## [ASSIGNMENT]
Please show every line in the entries below that includes the word "going".

## [RECORD EXCERPTS]
══════════════════════════════
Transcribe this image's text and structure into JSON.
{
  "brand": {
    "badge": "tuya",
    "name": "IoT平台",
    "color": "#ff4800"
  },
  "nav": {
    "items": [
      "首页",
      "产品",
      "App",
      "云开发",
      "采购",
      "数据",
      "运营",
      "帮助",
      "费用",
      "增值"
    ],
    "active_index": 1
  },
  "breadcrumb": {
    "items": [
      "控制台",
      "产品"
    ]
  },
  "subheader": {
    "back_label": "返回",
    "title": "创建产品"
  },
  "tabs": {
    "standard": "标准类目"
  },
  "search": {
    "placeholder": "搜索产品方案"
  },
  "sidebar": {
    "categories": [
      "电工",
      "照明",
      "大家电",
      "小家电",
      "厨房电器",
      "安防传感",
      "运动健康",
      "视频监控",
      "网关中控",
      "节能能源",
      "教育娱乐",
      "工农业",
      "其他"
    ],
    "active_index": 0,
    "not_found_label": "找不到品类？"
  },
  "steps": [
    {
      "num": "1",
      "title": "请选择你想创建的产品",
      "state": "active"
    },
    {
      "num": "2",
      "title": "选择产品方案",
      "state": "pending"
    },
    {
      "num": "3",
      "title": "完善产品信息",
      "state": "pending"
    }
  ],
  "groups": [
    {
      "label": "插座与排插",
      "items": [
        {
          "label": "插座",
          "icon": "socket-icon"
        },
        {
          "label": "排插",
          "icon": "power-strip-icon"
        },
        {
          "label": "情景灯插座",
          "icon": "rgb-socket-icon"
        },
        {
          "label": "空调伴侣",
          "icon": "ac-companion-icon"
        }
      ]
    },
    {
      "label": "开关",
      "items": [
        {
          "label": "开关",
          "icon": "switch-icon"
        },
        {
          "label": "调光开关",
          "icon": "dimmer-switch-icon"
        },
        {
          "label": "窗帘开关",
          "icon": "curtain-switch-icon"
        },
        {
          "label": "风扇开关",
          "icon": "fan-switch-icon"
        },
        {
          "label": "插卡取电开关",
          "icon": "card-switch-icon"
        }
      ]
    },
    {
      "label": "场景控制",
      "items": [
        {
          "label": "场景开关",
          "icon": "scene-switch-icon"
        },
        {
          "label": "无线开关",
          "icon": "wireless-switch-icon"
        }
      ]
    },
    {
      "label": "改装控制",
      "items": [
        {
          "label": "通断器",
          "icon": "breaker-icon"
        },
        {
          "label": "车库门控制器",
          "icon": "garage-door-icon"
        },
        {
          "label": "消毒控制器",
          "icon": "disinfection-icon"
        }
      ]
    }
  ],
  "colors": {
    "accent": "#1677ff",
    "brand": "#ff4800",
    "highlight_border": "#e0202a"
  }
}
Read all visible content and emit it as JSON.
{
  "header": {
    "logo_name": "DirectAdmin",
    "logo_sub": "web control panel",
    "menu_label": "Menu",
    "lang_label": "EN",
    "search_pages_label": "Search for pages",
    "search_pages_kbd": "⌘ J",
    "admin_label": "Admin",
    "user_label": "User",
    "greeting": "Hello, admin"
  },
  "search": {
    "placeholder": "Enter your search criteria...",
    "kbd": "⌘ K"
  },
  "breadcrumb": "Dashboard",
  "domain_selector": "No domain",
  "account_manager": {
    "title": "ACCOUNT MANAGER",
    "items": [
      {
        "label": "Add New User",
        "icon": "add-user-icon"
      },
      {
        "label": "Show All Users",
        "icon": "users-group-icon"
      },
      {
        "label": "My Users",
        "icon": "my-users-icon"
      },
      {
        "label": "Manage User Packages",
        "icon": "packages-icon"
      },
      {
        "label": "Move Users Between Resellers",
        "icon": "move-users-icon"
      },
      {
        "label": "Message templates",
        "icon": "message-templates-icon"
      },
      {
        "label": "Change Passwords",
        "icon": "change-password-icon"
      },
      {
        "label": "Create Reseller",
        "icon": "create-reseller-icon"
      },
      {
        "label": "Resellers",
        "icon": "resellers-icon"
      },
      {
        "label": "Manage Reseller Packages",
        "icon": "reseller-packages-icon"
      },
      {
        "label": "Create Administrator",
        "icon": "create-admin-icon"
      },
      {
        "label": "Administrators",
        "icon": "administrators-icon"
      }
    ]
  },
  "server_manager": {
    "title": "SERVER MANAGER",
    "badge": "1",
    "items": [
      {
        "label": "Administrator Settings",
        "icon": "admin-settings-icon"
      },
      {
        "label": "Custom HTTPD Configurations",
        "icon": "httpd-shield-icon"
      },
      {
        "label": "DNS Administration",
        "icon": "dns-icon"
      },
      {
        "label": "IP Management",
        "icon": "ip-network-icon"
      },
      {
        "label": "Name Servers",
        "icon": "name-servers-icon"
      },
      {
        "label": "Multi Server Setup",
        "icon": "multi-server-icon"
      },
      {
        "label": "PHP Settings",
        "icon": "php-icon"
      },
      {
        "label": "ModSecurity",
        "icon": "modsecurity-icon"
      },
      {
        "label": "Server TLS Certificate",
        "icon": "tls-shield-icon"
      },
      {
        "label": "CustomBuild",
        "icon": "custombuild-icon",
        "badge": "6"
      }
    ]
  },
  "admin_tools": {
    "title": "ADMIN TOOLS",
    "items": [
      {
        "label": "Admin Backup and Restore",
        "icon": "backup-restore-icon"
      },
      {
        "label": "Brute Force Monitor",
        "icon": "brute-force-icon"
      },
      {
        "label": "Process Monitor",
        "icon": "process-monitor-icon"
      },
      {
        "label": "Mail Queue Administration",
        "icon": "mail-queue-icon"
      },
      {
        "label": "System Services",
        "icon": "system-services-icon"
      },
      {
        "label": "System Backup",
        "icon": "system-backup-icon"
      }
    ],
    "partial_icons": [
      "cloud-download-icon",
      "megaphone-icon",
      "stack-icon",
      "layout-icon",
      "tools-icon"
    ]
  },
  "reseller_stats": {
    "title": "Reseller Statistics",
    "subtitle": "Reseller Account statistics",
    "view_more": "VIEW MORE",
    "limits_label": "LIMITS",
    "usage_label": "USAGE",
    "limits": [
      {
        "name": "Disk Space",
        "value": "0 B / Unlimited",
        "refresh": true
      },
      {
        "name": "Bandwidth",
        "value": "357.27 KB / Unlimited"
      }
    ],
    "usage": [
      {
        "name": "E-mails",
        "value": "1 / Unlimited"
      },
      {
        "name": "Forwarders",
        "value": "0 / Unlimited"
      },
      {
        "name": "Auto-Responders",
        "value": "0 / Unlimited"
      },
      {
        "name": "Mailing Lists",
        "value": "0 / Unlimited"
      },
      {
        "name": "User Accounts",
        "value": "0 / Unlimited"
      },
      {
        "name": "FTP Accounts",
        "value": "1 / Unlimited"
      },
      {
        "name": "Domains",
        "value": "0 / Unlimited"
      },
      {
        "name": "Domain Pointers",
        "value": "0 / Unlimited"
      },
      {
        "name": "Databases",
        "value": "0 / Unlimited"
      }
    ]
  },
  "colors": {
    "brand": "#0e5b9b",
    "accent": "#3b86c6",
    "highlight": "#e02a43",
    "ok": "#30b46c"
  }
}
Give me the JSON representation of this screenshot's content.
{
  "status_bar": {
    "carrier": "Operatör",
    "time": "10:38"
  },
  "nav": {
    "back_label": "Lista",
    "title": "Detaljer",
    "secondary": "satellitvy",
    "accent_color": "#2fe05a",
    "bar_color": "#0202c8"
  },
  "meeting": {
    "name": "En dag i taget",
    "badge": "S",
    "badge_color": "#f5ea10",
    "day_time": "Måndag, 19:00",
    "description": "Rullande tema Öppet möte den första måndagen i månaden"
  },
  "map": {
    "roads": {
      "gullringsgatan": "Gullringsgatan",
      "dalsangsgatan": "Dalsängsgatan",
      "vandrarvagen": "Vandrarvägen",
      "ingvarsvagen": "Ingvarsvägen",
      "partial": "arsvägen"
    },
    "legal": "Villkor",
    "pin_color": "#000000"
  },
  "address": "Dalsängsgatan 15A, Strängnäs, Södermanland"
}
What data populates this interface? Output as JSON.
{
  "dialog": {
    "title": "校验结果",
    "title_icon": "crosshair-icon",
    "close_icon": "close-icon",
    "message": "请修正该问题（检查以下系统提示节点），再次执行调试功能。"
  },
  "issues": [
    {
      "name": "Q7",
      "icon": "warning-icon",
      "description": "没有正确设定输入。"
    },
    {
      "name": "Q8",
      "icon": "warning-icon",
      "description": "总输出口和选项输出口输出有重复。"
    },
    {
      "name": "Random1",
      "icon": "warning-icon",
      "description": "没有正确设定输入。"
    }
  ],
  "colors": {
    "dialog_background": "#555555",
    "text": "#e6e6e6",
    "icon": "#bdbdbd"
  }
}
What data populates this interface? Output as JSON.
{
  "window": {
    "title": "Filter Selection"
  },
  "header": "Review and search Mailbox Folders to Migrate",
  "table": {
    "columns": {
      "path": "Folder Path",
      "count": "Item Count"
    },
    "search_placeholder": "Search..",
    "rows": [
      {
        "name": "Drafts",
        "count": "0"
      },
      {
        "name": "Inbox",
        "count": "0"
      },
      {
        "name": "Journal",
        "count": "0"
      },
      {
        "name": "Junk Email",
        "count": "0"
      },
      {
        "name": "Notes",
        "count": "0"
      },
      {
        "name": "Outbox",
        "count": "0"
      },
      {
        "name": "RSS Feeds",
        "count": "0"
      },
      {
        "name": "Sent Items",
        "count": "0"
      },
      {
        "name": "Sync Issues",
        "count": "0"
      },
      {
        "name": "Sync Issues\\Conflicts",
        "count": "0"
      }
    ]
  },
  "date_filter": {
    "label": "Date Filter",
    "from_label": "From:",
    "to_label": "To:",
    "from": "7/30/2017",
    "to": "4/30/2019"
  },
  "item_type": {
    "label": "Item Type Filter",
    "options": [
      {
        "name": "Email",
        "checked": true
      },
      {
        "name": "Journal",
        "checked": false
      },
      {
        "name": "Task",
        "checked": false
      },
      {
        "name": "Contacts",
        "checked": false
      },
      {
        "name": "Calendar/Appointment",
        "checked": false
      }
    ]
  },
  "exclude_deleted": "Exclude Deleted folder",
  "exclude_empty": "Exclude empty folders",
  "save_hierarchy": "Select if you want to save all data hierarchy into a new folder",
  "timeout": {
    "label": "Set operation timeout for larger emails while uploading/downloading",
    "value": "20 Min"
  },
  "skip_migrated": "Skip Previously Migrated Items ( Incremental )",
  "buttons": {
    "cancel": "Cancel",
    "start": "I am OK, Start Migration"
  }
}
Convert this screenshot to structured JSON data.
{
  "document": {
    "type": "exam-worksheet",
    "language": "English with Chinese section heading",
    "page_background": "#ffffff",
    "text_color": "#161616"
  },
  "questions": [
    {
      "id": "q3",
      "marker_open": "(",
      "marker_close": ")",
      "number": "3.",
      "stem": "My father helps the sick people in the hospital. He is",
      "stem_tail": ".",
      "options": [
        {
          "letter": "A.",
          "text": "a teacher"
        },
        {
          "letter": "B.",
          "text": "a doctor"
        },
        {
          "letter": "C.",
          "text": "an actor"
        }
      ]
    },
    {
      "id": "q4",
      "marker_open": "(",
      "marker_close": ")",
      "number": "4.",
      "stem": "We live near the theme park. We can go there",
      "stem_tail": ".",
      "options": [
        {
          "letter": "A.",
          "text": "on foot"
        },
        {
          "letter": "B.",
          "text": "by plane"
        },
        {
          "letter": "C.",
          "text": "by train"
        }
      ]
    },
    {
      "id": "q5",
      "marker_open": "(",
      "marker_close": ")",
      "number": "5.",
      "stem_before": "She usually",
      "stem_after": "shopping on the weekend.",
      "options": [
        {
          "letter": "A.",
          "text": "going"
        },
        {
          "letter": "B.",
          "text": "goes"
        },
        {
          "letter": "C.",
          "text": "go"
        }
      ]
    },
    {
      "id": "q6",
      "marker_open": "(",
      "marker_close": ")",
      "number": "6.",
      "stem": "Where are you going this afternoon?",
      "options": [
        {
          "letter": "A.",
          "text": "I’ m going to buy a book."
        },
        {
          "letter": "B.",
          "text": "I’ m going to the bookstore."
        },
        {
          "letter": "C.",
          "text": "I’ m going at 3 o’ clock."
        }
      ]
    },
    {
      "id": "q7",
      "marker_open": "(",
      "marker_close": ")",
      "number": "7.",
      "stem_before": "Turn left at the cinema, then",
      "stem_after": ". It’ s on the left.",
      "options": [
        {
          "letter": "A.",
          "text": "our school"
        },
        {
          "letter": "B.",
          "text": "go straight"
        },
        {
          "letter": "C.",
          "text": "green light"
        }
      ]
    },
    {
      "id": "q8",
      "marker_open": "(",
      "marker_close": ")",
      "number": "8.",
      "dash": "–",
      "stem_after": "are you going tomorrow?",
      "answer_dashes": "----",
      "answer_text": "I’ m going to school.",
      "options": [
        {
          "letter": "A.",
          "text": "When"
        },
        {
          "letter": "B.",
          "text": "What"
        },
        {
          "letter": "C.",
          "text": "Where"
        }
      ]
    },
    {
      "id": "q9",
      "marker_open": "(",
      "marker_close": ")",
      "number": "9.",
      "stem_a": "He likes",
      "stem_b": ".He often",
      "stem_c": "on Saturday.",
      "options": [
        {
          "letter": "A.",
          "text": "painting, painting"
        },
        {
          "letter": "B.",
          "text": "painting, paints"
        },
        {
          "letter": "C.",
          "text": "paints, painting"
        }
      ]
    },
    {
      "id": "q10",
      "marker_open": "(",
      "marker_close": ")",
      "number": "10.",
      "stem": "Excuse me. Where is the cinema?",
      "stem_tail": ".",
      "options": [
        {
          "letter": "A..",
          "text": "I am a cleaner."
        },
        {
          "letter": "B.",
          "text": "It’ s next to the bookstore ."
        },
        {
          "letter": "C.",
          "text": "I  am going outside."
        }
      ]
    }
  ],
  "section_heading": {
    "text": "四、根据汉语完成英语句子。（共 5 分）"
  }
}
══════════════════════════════
## [EXERCISE SOLUTION]
          "text": "going"
      "stem": "Where are you going this afternoon?",
          "text": "I’ m going to buy a book."
          "text": "I’ m going to the bookstore."
          "text": "I’ m going at 3 o’ clock."
      "stem_after": "are you going tomorrow?",
      "answer_text": "I’ m going to school.",
          "text": "I  am going outside."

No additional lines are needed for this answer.